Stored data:
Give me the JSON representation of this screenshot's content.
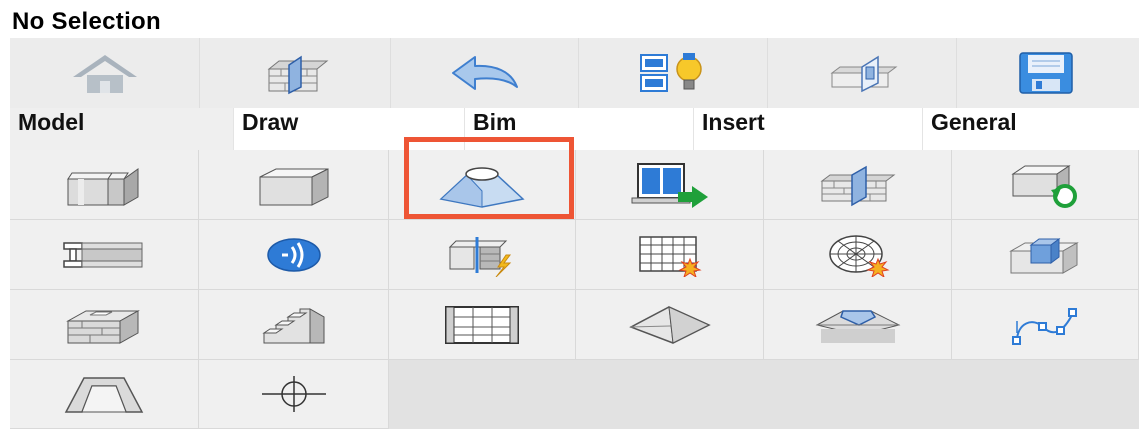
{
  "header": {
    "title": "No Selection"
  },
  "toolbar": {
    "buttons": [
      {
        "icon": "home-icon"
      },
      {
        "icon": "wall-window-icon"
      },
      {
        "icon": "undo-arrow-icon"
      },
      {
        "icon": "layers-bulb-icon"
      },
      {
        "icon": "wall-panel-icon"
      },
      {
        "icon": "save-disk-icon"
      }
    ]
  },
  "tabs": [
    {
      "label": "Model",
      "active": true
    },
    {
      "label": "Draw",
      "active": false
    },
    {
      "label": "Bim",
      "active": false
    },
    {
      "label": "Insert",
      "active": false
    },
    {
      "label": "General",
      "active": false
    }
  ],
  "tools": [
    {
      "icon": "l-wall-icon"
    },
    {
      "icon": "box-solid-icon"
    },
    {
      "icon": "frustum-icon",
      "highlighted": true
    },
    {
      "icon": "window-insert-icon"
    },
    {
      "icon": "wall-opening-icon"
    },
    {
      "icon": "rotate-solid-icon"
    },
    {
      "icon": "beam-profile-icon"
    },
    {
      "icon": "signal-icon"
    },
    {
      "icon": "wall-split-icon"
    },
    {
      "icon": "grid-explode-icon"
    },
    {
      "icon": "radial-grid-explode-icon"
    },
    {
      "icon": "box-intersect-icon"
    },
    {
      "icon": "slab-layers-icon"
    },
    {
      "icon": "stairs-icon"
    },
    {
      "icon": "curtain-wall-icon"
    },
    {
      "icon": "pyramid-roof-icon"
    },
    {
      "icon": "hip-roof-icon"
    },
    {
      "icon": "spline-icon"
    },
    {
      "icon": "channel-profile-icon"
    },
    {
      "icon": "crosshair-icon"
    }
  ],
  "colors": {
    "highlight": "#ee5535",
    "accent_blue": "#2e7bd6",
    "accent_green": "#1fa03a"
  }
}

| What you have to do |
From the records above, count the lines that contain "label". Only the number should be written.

| Answer for this exercise |
5